**Your goal**
Repeat every entry exactly as given.

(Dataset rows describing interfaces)

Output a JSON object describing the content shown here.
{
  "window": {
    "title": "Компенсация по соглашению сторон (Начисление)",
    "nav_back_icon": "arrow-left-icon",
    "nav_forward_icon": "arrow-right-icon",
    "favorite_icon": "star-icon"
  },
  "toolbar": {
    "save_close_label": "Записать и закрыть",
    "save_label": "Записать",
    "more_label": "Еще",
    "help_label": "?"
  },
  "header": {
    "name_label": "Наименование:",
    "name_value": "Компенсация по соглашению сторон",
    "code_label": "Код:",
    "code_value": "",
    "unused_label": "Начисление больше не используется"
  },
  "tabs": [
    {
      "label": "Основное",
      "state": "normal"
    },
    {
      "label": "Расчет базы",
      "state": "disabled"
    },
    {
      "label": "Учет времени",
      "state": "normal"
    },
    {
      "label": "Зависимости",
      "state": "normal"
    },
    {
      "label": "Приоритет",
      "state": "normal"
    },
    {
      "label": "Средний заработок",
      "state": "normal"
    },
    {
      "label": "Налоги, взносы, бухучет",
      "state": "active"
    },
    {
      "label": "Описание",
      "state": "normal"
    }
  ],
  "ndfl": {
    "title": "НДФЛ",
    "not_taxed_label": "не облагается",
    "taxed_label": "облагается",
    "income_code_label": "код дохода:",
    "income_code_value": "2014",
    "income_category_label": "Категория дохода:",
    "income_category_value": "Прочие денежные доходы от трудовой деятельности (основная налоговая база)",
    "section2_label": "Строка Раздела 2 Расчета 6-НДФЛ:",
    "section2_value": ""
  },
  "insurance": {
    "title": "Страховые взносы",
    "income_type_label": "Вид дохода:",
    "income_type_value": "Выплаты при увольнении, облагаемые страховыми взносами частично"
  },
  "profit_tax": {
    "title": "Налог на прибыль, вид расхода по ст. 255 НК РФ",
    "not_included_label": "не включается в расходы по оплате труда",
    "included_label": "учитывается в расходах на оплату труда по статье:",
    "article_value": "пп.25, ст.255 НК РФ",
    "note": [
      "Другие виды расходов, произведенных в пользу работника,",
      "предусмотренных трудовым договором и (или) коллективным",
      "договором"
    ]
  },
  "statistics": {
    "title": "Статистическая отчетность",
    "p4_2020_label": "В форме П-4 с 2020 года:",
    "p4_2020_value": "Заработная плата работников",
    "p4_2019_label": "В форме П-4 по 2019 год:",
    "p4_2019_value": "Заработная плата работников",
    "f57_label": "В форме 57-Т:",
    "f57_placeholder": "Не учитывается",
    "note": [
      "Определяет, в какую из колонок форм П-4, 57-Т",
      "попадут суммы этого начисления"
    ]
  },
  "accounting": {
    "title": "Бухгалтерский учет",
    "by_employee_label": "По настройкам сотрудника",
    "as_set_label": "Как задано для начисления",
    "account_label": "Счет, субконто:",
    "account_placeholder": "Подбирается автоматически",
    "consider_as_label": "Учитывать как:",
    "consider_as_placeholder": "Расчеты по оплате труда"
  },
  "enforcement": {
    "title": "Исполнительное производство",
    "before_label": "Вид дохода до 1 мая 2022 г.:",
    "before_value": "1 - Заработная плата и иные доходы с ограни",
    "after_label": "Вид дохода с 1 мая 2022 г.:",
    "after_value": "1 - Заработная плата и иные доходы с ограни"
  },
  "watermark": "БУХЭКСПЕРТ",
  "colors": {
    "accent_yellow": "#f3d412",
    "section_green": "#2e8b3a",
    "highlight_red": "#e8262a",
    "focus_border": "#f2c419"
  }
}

**The completed task**
Output a JSON object describing the content shown here.
{
  "window": {
    "title": "Компенсация по соглашению сторон (Начисление)",
    "nav_back_icon": "arrow-left-icon",
    "nav_forward_icon": "arrow-right-icon",
    "favorite_icon": "star-icon"
  },
  "toolbar": {
    "save_close_label": "Записать и закрыть",
    "save_label": "Записать",
    "more_label": "Еще",
    "help_label": "?"
  },
  "header": {
    "name_label": "Наименование:",
    "name_value": "Компенсация по соглашению сторон",
    "code_label": "Код:",
    "code_value": "",
    "unused_label": "Начисление больше не используется"
  },
  "tabs": [
    {
      "label": "Основное",
      "state": "normal"
    },
    {
      "label": "Расчет базы",
      "state": "disabled"
    },
    {
      "label": "Учет времени",
      "state": "normal"
    },
    {
      "label": "Зависимости",
      "state": "normal"
    },
    {
      "label": "Приоритет",
      "state": "normal"
    },
    {
      "label": "Средний заработок",
      "state": "normal"
    },
    {
      "label": "Налоги, взносы, бухучет",
      "state": "active"
    },
    {
      "label": "Описание",
      "state": "normal"
    }
  ],
  "ndfl": {
    "title": "НДФЛ",
    "not_taxed_label": "не облагается",
    "taxed_label": "облагается",
    "income_code_label": "код дохода:",
    "income_code_value": "2014",
    "income_category_label": "Категория дохода:",
    "income_category_value": "Прочие денежные доходы от трудовой деятельности (основная налоговая база)",
    "section2_label": "Строка Раздела 2 Расчета 6-НДФЛ:",
    "section2_value": ""
  },
  "insurance": {
    "title": "Страховые взносы",
    "income_type_label": "Вид дохода:",
    "income_type_value": "Выплаты при увольнении, облагаемые страховыми взносами частично"
  },
  "profit_tax": {
    "title": "Налог на прибыль, вид расхода по ст. 255 НК РФ",
    "not_included_label": "не включается в расходы по оплате труда",
    "included_label": "учитывается в расходах на оплату труда по статье:",
    "article_value": "пп.25, ст.255 НК РФ",
    "note": [
      "Другие виды расходов, произведенных в пользу работника,",
      "предусмотренных трудовым договором и (или) коллективным",
      "договором"
    ]
  },
  "statistics": {
    "title": "Статистическая отчетность",
    "p4_2020_label": "В форме П-4 с 2020 года:",
    "p4_2020_value": "Заработная плата работников",
    "p4_2019_label": "В форме П-4 по 2019 год:",
    "p4_2019_value": "Заработная плата работников",
    "f57_label": "В форме 57-Т:",
    "f57_placeholder": "Не учитывается",
    "note": [
      "Определяет, в какую из колонок форм П-4, 57-Т",
      "попадут суммы этого начисления"
    ]
  },
  "accounting": {
    "title": "Бухгалтерский учет",
    "by_employee_label": "По настройкам сотрудника",
    "as_set_label": "Как задано для начисления",
    "account_label": "Счет, субконто:",
    "account_placeholder": "Подбирается автоматически",
    "consider_as_label": "Учитывать как:",
    "consider_as_placeholder": "Расчеты по оплате труда"
  },
  "enforcement": {
    "title": "Исполнительное производство",
    "before_label": "Вид дохода до 1 мая 2022 г.:",
    "before_value": "1 - Заработная плата и иные доходы с ограни",
    "after_label": "Вид дохода с 1 мая 2022 г.:",
    "after_value": "1 - Заработная плата и иные доходы с ограни"
  },
  "watermark": "БУХЭКСПЕРТ",
  "colors": {
    "accent_yellow": "#f3d412",
    "section_green": "#2e8b3a",
    "highlight_red": "#e8262a",
    "focus_border": "#f2c419"
  }
}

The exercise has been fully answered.